The Arco de Santa Catalina is one of the most famous sites for visitors to see in Antigua Guatemala, and is situated on Fifth Avenue North. Built in the 17th century, it was used to connect it to the Santa Catalina convent of cloistered nuns to move from one building to another without going outside. A clock at the top was added afterwards in the Central American Federation in the 1830s.
Camino a Santa Maria de Jesús, es el poblado donde se inicia el ascenso al volcán de agua, desde la cima del volcán puedes tener una vista espectacular de Antigua y de noche se ve precioso.
Santa Maria de Jesus es un poblado vecino de Antigua pasando por San Juan del obispo
1st part of a 1500km trip through Guatemala, to the Yucatan, in 3 weeks, by bike. 100km per day on bike, and a break about every 4 days, to give the body a rest. The first day, We left Guatemala and I cheated a little by doing the first 20km on a bus. There's a lot of heavy traffic on this road, and it is best to really start out of town, the road to the Atlantic. For now it is pretty easy, the city is 1600m above sea level and we're heading for the sea. In general it's not that easy, there are times when your morale is down and it's normally after a 10km climb in tough heat and fast traffic. But there is no other choice, it's the only road. Arriving in El Progreso, the road splits, one going to Coban, which is a big city, and traffic follows. I continue straight, the road becomes flatter, the landscape changes. Mountainous desert I saw mines, we went to the vegetable, palm trees, tropical moisture. The first major stop is Morales, on the Rio Dulce, and we spent one day off at a Backpackers hostel on the edge of the lake.

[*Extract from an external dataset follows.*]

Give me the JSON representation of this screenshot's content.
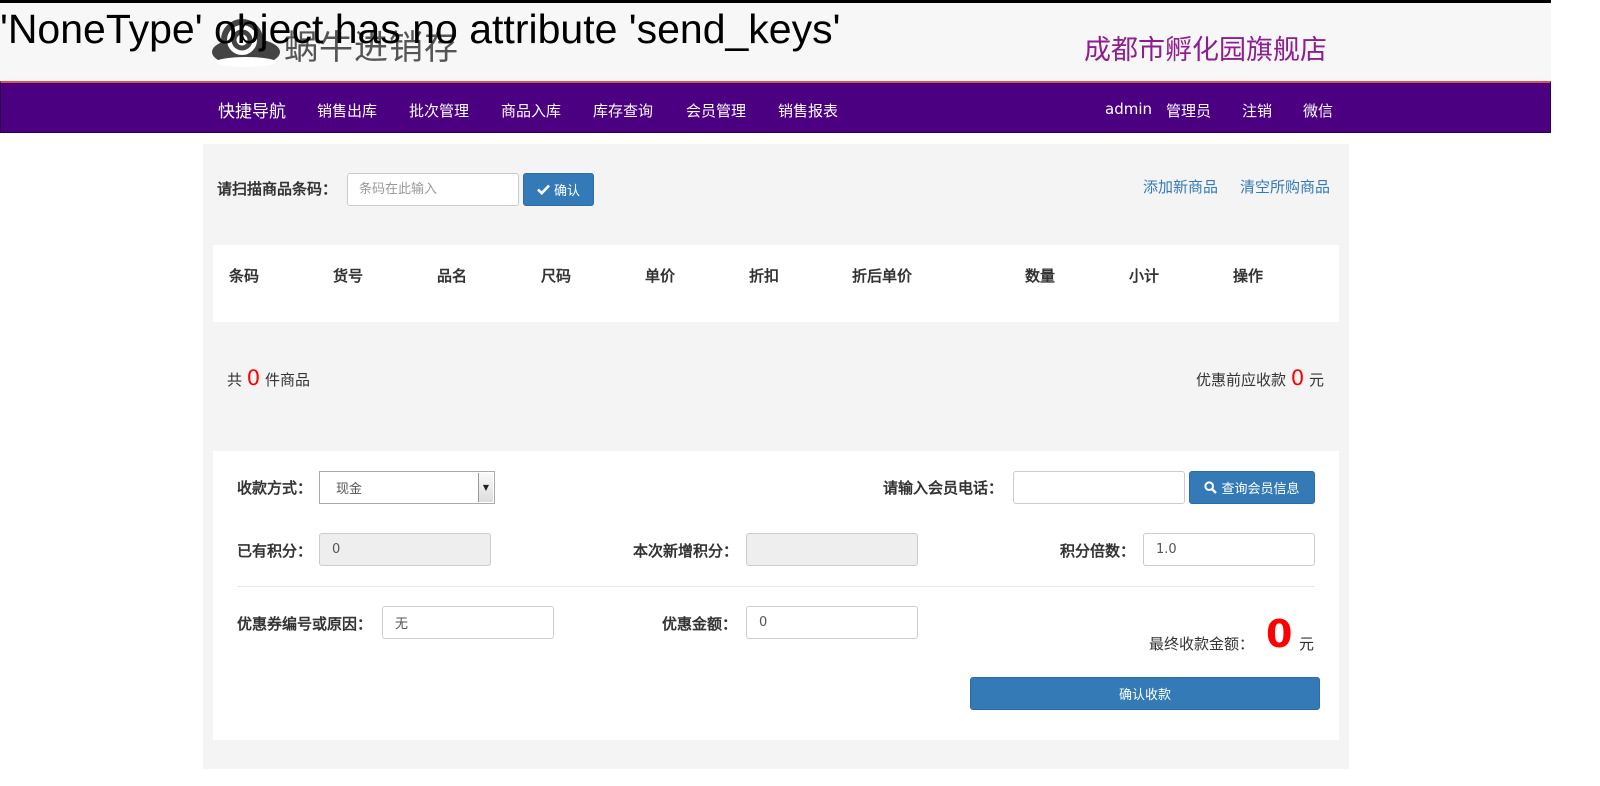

Heading towards the beach of Monterrico on the Pacific coast of Guatemala, you come across the most diverse landscapes. First, active volcanoes and after turning down the slopes of the volcanoes, we reach more lush, livestock area, where they also cultivate sugar cane. In short, the landscape flattens out completely, and sea sponges are dried naturally and called the "Vineyard of the Sea". After a hectic half hour on a "chicken bus" you come to Chiquimulilla, from which you take a boat to Monterrico. The drive itself is worth the trip, but the beach is the highlight, with its water at 25 degrees all year round. To go by public transport from Antigua take a bus to Escuintla, and then Chiquimulilla, where you change to go to Taxisco. Once in Taxisco other buses go to Monterrico, or you can take a tuc tuc. It costs about 30Q. Travel agents have direct minibuses for 80Q, but the journey is not as picturesque.